A large-scale study on human-cloned changes for automated program repair

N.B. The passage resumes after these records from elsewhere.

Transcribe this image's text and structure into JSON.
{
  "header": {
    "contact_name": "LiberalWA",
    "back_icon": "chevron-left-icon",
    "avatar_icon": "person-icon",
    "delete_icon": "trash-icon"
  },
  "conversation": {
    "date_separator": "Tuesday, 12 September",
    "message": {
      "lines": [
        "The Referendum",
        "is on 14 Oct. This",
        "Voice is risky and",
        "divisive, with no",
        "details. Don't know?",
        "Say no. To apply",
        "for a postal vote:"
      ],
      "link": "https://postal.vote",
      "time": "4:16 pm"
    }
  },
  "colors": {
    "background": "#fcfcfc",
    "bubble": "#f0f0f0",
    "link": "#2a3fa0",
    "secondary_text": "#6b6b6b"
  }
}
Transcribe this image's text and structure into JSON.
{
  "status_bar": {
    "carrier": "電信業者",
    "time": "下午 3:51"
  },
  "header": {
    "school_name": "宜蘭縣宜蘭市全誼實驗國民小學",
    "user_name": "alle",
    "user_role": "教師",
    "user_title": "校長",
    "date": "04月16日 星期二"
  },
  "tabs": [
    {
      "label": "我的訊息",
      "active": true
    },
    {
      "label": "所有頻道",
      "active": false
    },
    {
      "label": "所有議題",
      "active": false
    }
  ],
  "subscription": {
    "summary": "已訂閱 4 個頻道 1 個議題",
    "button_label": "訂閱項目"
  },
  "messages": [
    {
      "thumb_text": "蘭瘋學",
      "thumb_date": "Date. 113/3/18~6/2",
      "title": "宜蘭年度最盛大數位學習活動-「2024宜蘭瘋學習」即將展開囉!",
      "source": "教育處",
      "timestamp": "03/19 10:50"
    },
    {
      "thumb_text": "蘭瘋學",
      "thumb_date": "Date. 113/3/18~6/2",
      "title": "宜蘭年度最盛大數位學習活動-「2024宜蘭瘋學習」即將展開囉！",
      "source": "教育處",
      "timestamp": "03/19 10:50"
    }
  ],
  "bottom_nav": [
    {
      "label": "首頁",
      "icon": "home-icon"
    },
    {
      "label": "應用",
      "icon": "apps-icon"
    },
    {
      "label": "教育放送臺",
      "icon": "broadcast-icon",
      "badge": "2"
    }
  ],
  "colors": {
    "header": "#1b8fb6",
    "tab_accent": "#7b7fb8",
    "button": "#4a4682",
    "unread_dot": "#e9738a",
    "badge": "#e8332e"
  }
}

Research in automatic program repair has shown that real bugs can be automatically fixed. However, there are several challenges involved in such a task that are not yet fully addressed. As an example, consider that a test-suite-based repair tool performs a change in a program to fix a bug spotted by a failing test case, but then the same or another test case fails. This could mean that the change is a partial fix for the bug or that another bug was manifested. However, the repair tool discards the change and possibly performs other repair attempts. One might wonder if the applied change should be also applied in other locations in the program so that the bug is fully fixed. In this paper, we are interested in investigating the extent of bug fix changes being cloned by developers within patches. Our goal is to investigate the need of multi-location repair by using identical or similar changes in identical or similar contexts. To do so, we analyzed 3,049 multi-hunk patches from the ManySStuBs4J dataset, which is a large dataset of single statement bug fix changes. We found out that 68% of the multi-hunk patches contain at least one change clone group. Moreover, most of these patches (70%) are strictly-cloned ones, which are patches fully composed of changes belonging to one single change clone group. Finally, most of the strictly-cloned patches (89%) contain change clones with identical changes, independently of their contexts. We conclude that automated solutions for creating patches composed of identical or similar changes can be useful for fixing bugs.